SK: You know you’re right, and it’s been a number of years now, having worked through volume one and volume two. I still have another one to go, which goes through World War Two, the Cold War, and Stalin’s death. It’s oppressive, there’s no question. Imagine that there are some documents which are interrogation protocols, that concern people who were beaten to confess to crimes they didn’t commit, and on those documents, there are lingering traces of those people’s blood. It’s dried up, it’s discolored now, it’s not the original red, and it’s fading, but nonetheless it’s there, and you see that again and again and you read the words in addition to the bloodstains. It’s hard, it’s very hard.
At the same time, the arc of the story is so grandiose, something like the story of Russian power in the world, where you’re getting someone who’s going to build a military-industrial complex far greater than this country ever had, who’s going to have the communist movement with global reach, who’s going to command a huge flourishing of production in the arts—quality issues were difficult, but nonetheless, a massive amount of culture that’s produced. This story is a big one, and it’s breathtaking, and it’s the story that got me into this in the first place. All through the mayhem and the horror and the tragedy, it’s the part that keeps you going.
RA: You’ve been going at a fair clip, 1,000 pages in three years. When are you expecting to bring out volume three?
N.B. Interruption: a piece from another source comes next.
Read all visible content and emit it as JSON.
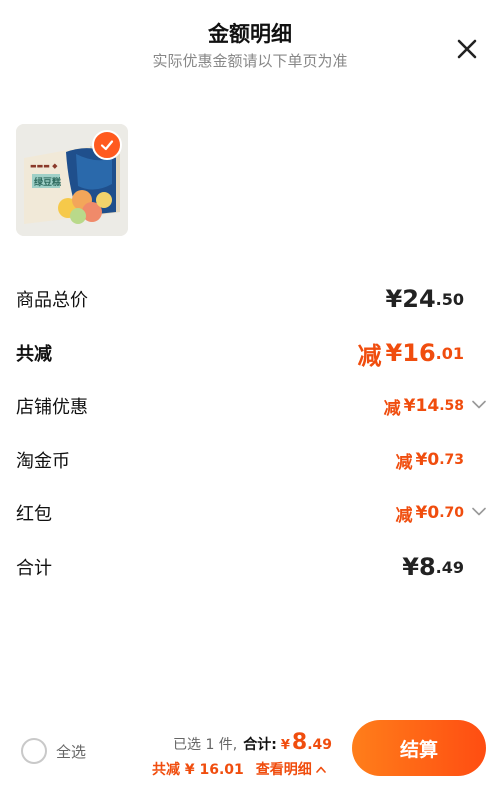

SK: This is the problem, Richard, with a multi-volume work, there’s no victory lap. You finish a volume, and naturally, rightfully, readers want to know where the next one is. I can confess that I have not yet written volume three, it lies ahead. I’m at it right now, but I can’t predict how long it would take. Patience.
RA: The book, Stalin: Waiting for Hitler, 1929-1941, it’s written by my guest, Stephen Kotkin, and published by Penguin Press. I have to say, it really is a staggering feat of scholarship, but for now, Stephen, congratulations again, thanks for joining us on the American Interest podcast.
SK: Well, thank you so much, Richard, my pleasure.